Citing PatentFiling datePublication dateApplicantTitle
US2588570 *Oct 31, 1946Mar 11, 1952Autogiro Co Of AmericaBlade construction for aircraft sustaining rotors
US2609883 *Nov 29, 1946Sep 9, 1952Piasecki Helicopter CorpRotary wing blade
US2644537 *May 2, 1947Jul 7, 1953Piasecki Helicopter CorpSpar type rotor blade
US2952320 *Apr 30, 1956Sep 13, 1960Bensen Aircraft CorpAirfoil
US2954828 *Jun 10, 1954Oct 4, 1960Sud AviationLaminated airfoil structure
US3055437 *Oct 15, 1957Sep 25, 1962Doman Helicopters IncMoisture proof helicopter blade
US3167129 *May 16, 1962Jan 26, 1965Enstrom CorpConstruction of airfoils having elastically-bent afterbodies
US3528753 *Jun 14, 1968Sep 15, 1970United Aircraft CorpHelicopter blade with non-homogeneous structural spar

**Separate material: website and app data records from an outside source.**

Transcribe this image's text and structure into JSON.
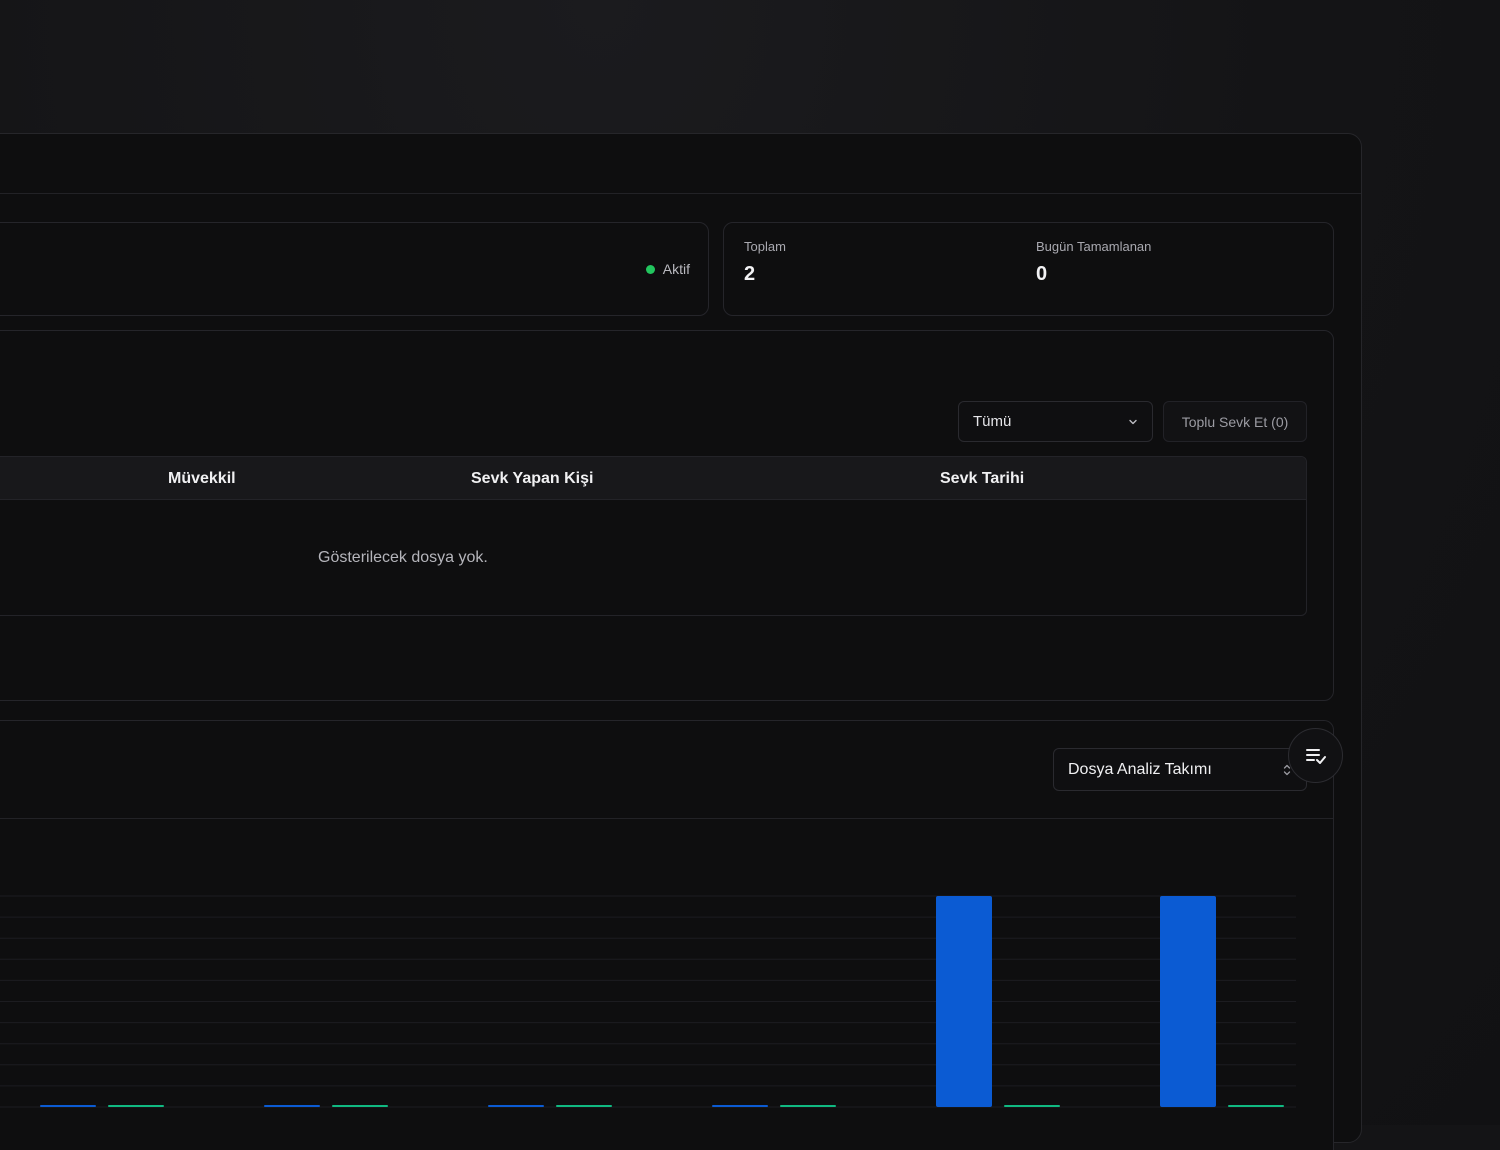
{
  "status": {
    "label": "Aktif",
    "color": "#22c55e"
  },
  "stats": [
    {
      "label": "Toplam",
      "value": "2"
    },
    {
      "label": "Bugün Tamamlanan",
      "value": "0"
    }
  ],
  "filters": {
    "select_value": "Tümü",
    "bulk_button": "Toplu Sevk Et (0)"
  },
  "table": {
    "columns": [
      "Müvekkil",
      "Sevk Yapan Kişi",
      "Sevk Tarihi"
    ],
    "empty_message": "Gösterilecek dosya yok."
  },
  "team_select": {
    "value": "Dosya Analiz Takımı"
  },
  "icons": {
    "fab": "list-check-icon",
    "select": "chevron-down-icon",
    "team_select": "chevron-up-down-icon"
  },
  "chart_data": {
    "type": "bar",
    "categories": [
      "",
      "",
      "",
      "",
      "",
      ""
    ],
    "ylim": [
      0,
      1
    ],
    "series": [
      {
        "color": "#0b5bd3",
        "values": [
          0,
          0,
          0,
          0,
          1,
          1
        ]
      },
      {
        "color": "#10b981",
        "values": [
          0,
          0,
          0,
          0,
          0,
          0
        ]
      }
    ],
    "grid": true
  }
}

US4316700 *Apr 3, 1979Feb 23, 1982Schramm Burford JUnitary, bonded-together helicopter rotorblade
US4452658 *Dec 28, 1981Jun 5, 1984Schramm Burford JMethod for making a helicopter rotor blade
Classifications
U.S. Classification416/229.00R, 416/232, 244/123.14
International ClassificationB64C27/473, B64C27/32
Cooperative ClassificationB64C27/473
European ClassificationB64C27/473